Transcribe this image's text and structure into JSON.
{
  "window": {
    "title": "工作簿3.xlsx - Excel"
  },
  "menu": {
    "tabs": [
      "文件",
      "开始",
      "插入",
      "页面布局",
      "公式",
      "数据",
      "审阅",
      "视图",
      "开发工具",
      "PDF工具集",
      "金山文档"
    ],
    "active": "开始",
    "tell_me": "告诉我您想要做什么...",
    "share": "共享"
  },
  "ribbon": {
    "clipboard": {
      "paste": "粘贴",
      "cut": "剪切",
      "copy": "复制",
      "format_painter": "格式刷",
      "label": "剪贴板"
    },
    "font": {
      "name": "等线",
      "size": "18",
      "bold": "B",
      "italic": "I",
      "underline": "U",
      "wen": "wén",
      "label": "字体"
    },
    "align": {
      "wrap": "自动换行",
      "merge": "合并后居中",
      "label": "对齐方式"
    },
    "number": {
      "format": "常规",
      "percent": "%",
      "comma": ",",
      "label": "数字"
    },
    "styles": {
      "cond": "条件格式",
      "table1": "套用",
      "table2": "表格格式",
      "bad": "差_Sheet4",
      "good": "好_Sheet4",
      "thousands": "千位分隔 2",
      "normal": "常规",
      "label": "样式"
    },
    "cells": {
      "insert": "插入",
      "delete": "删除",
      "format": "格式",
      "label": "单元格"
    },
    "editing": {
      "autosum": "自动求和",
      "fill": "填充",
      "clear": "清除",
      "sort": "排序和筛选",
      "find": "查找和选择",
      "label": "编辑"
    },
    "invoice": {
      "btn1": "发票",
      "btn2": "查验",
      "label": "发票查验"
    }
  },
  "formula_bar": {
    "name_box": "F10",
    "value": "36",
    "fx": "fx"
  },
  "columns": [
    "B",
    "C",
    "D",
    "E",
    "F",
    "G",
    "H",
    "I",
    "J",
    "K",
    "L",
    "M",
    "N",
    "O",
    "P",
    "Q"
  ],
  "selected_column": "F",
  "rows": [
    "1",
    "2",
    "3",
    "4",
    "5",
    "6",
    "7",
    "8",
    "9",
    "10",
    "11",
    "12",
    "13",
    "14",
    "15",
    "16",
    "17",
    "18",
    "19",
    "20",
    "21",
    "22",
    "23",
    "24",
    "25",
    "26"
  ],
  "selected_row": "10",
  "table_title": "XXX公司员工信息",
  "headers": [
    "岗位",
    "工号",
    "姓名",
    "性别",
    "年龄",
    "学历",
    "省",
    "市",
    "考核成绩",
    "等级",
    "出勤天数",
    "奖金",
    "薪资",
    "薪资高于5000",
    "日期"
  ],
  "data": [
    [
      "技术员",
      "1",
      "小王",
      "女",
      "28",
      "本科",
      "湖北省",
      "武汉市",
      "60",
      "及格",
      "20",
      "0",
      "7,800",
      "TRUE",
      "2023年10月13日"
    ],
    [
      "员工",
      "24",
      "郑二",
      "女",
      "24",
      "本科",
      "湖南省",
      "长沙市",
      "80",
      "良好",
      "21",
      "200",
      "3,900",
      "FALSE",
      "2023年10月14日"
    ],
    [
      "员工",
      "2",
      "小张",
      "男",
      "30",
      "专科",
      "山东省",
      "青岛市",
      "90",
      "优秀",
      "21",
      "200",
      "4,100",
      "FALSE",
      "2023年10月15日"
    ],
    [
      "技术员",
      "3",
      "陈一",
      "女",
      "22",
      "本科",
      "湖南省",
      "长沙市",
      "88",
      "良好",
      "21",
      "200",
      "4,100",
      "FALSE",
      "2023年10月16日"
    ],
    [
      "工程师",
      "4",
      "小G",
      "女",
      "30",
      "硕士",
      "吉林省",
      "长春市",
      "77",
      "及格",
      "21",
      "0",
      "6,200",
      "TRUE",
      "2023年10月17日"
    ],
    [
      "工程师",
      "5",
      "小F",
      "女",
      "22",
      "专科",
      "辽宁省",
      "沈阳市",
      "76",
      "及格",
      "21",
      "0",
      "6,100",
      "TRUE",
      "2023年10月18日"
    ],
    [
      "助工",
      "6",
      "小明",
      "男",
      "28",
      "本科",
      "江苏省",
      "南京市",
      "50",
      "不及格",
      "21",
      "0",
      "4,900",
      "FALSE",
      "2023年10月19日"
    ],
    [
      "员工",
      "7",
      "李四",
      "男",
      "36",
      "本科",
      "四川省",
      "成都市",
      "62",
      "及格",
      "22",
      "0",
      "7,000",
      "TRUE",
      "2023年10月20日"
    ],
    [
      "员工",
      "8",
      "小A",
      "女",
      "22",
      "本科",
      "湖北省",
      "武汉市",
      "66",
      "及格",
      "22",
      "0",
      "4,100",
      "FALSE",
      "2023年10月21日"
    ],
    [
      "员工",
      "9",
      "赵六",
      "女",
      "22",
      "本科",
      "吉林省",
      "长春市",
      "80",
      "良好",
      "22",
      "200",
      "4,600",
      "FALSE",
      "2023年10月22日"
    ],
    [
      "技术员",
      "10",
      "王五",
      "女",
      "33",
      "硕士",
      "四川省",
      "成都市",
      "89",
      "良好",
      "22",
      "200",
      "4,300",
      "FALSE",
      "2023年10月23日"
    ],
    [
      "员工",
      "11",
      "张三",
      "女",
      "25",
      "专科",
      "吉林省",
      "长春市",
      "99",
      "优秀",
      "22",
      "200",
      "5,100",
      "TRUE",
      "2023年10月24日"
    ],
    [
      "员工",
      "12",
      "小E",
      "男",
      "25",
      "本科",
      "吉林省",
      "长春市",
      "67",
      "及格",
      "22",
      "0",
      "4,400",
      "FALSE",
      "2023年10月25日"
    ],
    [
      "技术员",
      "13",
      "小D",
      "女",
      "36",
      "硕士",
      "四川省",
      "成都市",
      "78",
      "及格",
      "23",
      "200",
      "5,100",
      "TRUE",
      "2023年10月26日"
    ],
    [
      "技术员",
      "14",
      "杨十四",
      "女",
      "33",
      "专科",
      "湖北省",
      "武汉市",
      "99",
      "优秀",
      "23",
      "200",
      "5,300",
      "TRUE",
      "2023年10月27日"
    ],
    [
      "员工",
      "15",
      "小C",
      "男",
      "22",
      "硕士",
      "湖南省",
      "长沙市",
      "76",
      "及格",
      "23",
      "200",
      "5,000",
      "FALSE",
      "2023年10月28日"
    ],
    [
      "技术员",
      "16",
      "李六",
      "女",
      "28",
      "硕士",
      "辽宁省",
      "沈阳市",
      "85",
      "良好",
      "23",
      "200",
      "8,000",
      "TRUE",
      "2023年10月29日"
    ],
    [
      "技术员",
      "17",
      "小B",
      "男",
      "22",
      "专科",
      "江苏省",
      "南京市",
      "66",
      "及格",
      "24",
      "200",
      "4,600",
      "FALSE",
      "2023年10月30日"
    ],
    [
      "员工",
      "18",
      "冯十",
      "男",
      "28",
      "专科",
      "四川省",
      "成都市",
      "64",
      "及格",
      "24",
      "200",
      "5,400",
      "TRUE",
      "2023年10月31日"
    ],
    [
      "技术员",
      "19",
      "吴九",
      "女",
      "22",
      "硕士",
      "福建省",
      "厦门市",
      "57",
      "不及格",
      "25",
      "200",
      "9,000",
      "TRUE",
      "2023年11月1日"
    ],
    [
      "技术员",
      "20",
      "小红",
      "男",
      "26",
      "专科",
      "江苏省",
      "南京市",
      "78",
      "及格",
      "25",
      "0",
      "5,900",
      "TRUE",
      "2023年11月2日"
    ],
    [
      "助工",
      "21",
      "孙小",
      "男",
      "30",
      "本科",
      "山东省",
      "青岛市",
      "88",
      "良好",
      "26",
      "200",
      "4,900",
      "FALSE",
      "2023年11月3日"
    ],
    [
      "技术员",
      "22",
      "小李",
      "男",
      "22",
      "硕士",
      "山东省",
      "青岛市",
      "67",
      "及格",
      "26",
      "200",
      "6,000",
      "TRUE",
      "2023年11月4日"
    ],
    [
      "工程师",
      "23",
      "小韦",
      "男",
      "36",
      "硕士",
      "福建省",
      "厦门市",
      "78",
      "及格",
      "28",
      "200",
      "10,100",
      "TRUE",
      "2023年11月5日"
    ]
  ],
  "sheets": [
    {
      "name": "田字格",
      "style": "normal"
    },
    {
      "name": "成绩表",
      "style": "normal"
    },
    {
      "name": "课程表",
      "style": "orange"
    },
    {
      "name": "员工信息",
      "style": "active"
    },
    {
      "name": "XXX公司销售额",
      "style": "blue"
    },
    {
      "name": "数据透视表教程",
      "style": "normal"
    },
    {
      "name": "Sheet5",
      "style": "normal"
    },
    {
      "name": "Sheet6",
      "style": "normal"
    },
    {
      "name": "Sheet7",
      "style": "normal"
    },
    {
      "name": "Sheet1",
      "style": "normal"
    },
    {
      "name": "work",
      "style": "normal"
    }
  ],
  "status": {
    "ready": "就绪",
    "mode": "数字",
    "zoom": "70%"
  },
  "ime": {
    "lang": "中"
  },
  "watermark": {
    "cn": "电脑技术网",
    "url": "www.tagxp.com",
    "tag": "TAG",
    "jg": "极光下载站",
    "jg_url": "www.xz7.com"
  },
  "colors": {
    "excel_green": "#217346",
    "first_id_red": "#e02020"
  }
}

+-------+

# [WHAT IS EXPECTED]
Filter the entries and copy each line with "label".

# [TASK ANSWER]
      "label": "剪贴板"
      "label": "字体"
      "label": "对齐方式"
      "label": "数字"
      "label": "样式"
      "label": "单元格"
      "label": "编辑"
      "label": "发票查验"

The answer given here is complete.